As beautiful and compassionate as they were, instead of making me feel better, the videos made me feel like I had no right to be sad, as these people had lost their full-term infants. 

An ultrasound is a normal part of pregnancy. For Dana Tucker, her first would become a difficult moment. (Teresa Crawford/The Associated Press)

No supports provided

I was constantly faced with the realization that it could have been worse. There are women who can't get pregnant. There are women much further along than I was who lose their babies. There are women who give birth to stillborn angels. My loss was essentially a sac of cells and the gravity of that truth made my grief worse. 

Sure, people would ask "How are you doing?" — but telling the truth came with its own woes. I'd filter my answer to loved ones because I didn't want to make them hurt any more than they had to. 

For a province that is so wanting of us to increase the population and reproduce — where are the provisions when this dream of increasing the size of your family takes a dark turn? Where are the requirements for short-term leave given to employees going through these types of situations? 

Throughout my entire experience, there were no supports offered to me by my health-care providers. I was not told about counselling nor was it suggested to me. I was not told about any groups I could seek help from. I wasn't handed so much as a pamphlet or a number to a mental health line.

I started seeing a therapist on my own accord and I found support pages online, whose posts and stories made me feel less alone. And I finally confided in the people who I knew had gone through similar situations, something that took me months to do but probably helped me the most. 

For months now, that day — the day I was supposed to become a mom — had been hanging over my head like a dark cloud. When it was months out, I thought, if I just get to that day, and live through it, then I could finally move on. 

Now that it has come and gone, I know that won't be the case. It's something I will hold onto for the rest of my life.

Dana Tucker's hope for another woman who must go through this awful experience 'is that she doesn't feel alone.' (Submitted by Dana Tucker)

Losses can't be compared

So now I choose to not let that day go by in vain. I struggled with the idea of putting our story out there in fear of judgment. But losses cannot be compared. 

Every loss holds its own excruciating circumstances and judging them based on your own experience, or someone's you know, can be minimizing and dismissive. I truly believe change starts with awareness. 

My hope for the next woman who must go through this awful experience is that she doesn't feel alone.

I want her to feel empowered by the abundance of knowledge and resources her health-care providers have given her. I want her to know the government has acknowledged that her family will need time to grieve. I want the people around her to be informed and appropriate in offering support.

I want her to feel that these conversations are not taboo or stigmatised. I want her to realize the importance of breaking the silence and I want her to feel empowered to tell her story for the next woman. 

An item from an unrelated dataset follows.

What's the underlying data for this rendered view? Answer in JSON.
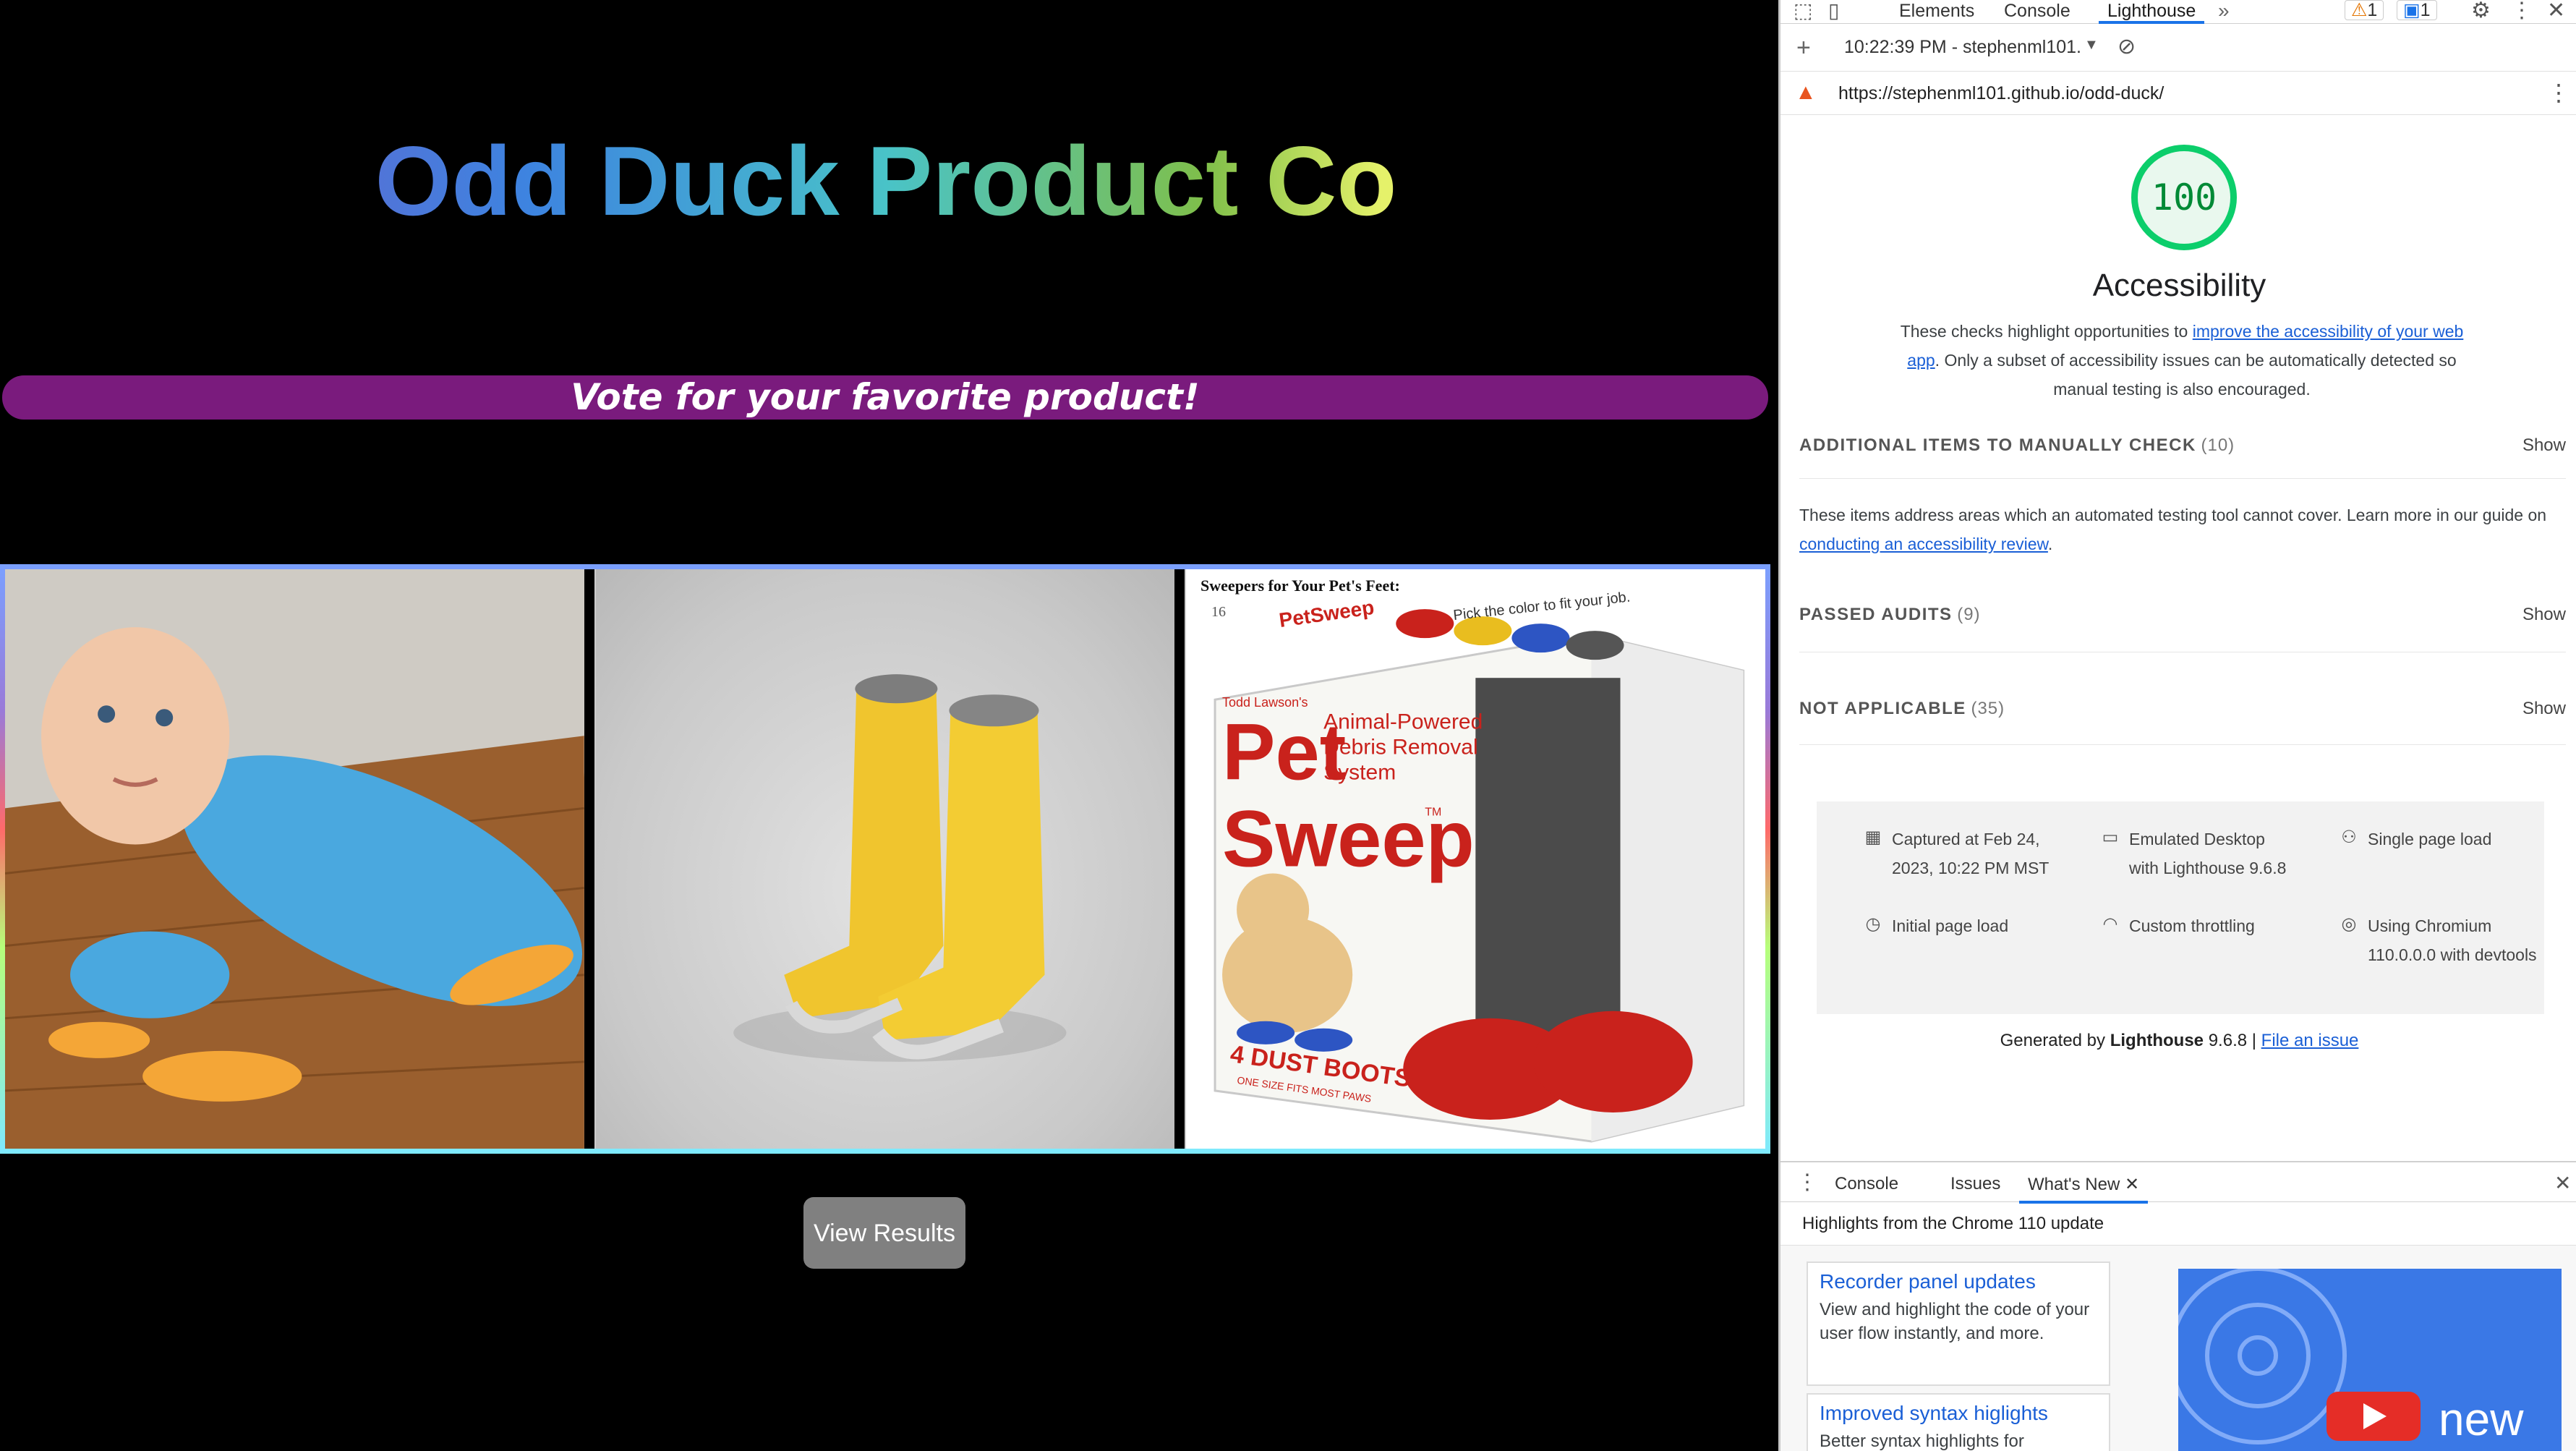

There's a petition before the House of Commons to help support grieving parents of pregnancy and child loss. You may want to consider signing it. 

Read more from CBC Newfoundland and Labrador

About the Author

Dana Tucker is a mechanical technologist based in Conception Bay South.